Kappa Alpha Psi took Philadelphia by storm at the end of July during its 84th Conclave, and one of the fraternity’s most popular initiatives was Precision Oncology, a partnership with Black Health Matters and the Sidney Kimmel Cancer Center at Jefferson Health designed to address prostate cancer and clinical trials.
Black Health Matters helped kick off Precision Oncology with these sobering statistics:
- Prostate cancer diagnosis and death rates among black men are the highest in the world.
- Discrepancies in health statistics for more than 17 million black men, compared to men of other races, highlight a great need to better address their causes.
- As a group, black men have the lowest life expectancy and the highest death rates compared to men and women of all other racial and ethnic groups.
BHM and Kappa Alpha Psi sought to put these numbers in an understandable framework with presentations from Edward Scott, D.D.S., Kappa Alpha Psi’s national health and wellness chair; Kevin Ahmaad Jenkins, M.D., a core investigator at the Center for Health Equity Research and Promotion; Shinta Cheng, executive medical director, clinical oncology, Janssen Pharmaceuticals; Mark T. Fleming, M.D., president of Virginia Oncology Associates; and Leonard Gomella, M.D., senior director of clinical affairs at Sidney Kimmel Cancer Centers at Jefferson Health.
Presenters didn’t sugar coat anything.
“Every day 274 people are dying due to issues of racism and health,” Dr. Jenkins said. “We still haven’t figured out how to have the conversation.”
Dr. Gomella spoke about the importance of minority participation in clinical trials. “African American men in some prostate cancer clinical trials have better outcomes than their white counterparts,” he said. “This is very encouraging, but we’d never know this if not for clinical trials.”
Though the city of Philadelphia, where Dr. Gomella is based, has a nearly 60 percent success rate at recruiting black men into its prostate cancer clinical trials, nationwide, the numbers are poor. “Nationwide, only 4 percent to 12 percent of participants in prostate cancer clinical trials are minorities.
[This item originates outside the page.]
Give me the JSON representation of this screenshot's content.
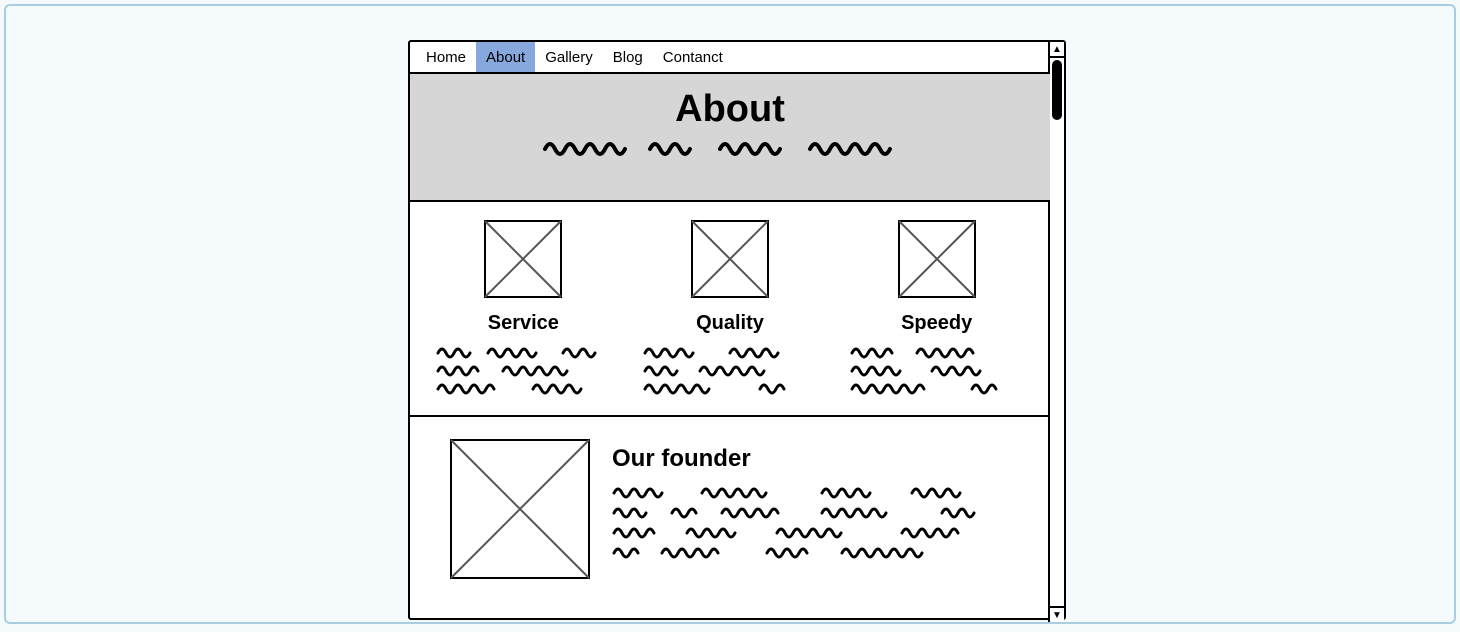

We need to do a better job,” he said.
Precision Oncology reached 50,000 members of the fraternity, and an even greater number of Philadelphians through extensive media coverage on local TV, newspapers and radio, including ABC6, the Philadelphia Inquirer and 105.3 FM.
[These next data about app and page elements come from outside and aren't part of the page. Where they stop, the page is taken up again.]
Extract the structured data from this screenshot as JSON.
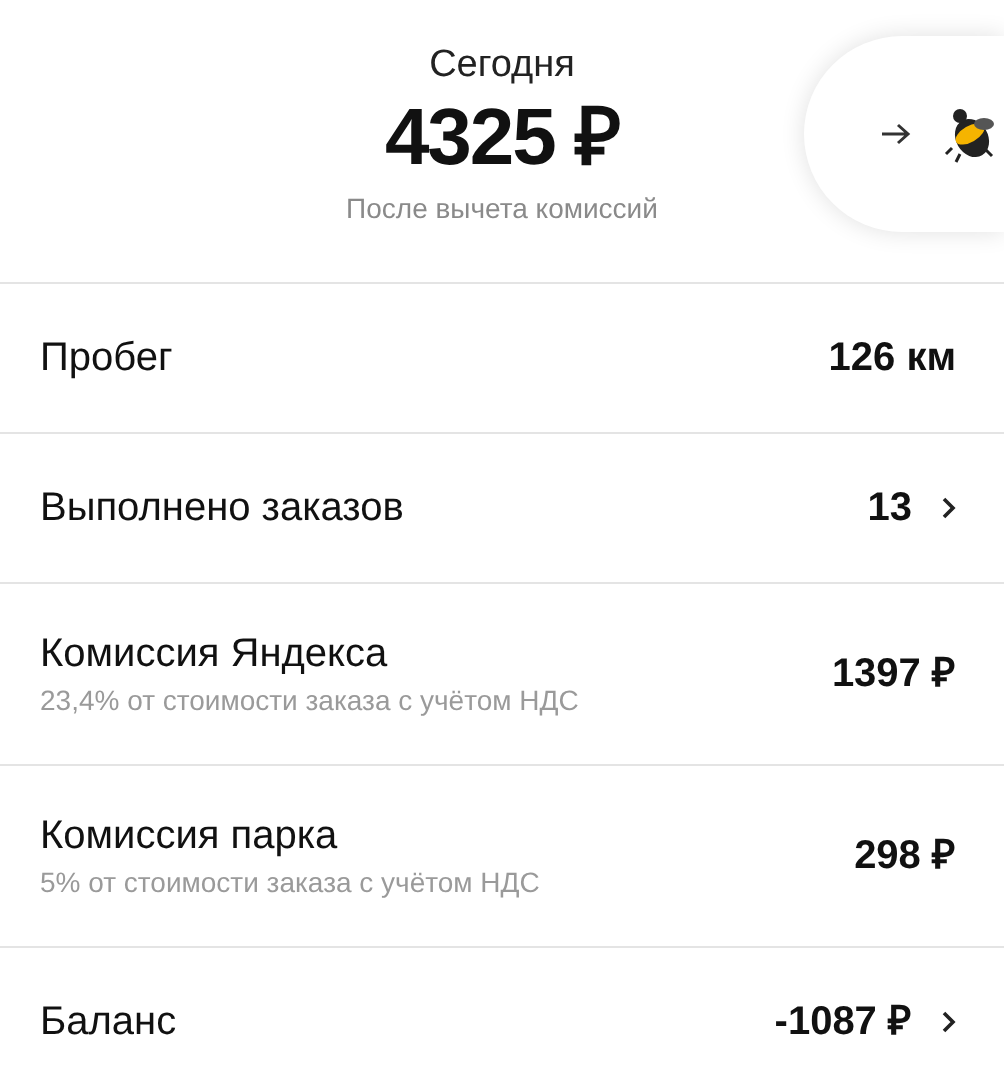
{
  "header": {
    "title": "Сегодня",
    "amount": "4325 ₽",
    "subtitle": "После вычета комиссий"
  },
  "rows": [
    {
      "label": "Пробег",
      "value": "126 км",
      "chevron": false
    },
    {
      "label": "Выполнено заказов",
      "value": "13",
      "chevron": true
    },
    {
      "label": "Комиссия Яндекса",
      "note": "23,4% от стоимости заказа с учётом НДС",
      "value": "1397 ₽",
      "chevron": false
    },
    {
      "label": "Комиссия парка",
      "note": "5% от стоимости заказа с учётом НДС",
      "value": "298 ₽",
      "chevron": false
    },
    {
      "label": "Баланс",
      "value": "-1087 ₽",
      "chevron": true
    }
  ]
}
The initiative doesn’t stop here. Precision Oncology has created a national multiyear initiative to improve health literacy as it relates to clinical trials participation and prostate cancer. One objective is to get 10,000 men screened for prostate cancer over the next two years, with nationwide outreach activities scheduled, including in Atlanta and Houston.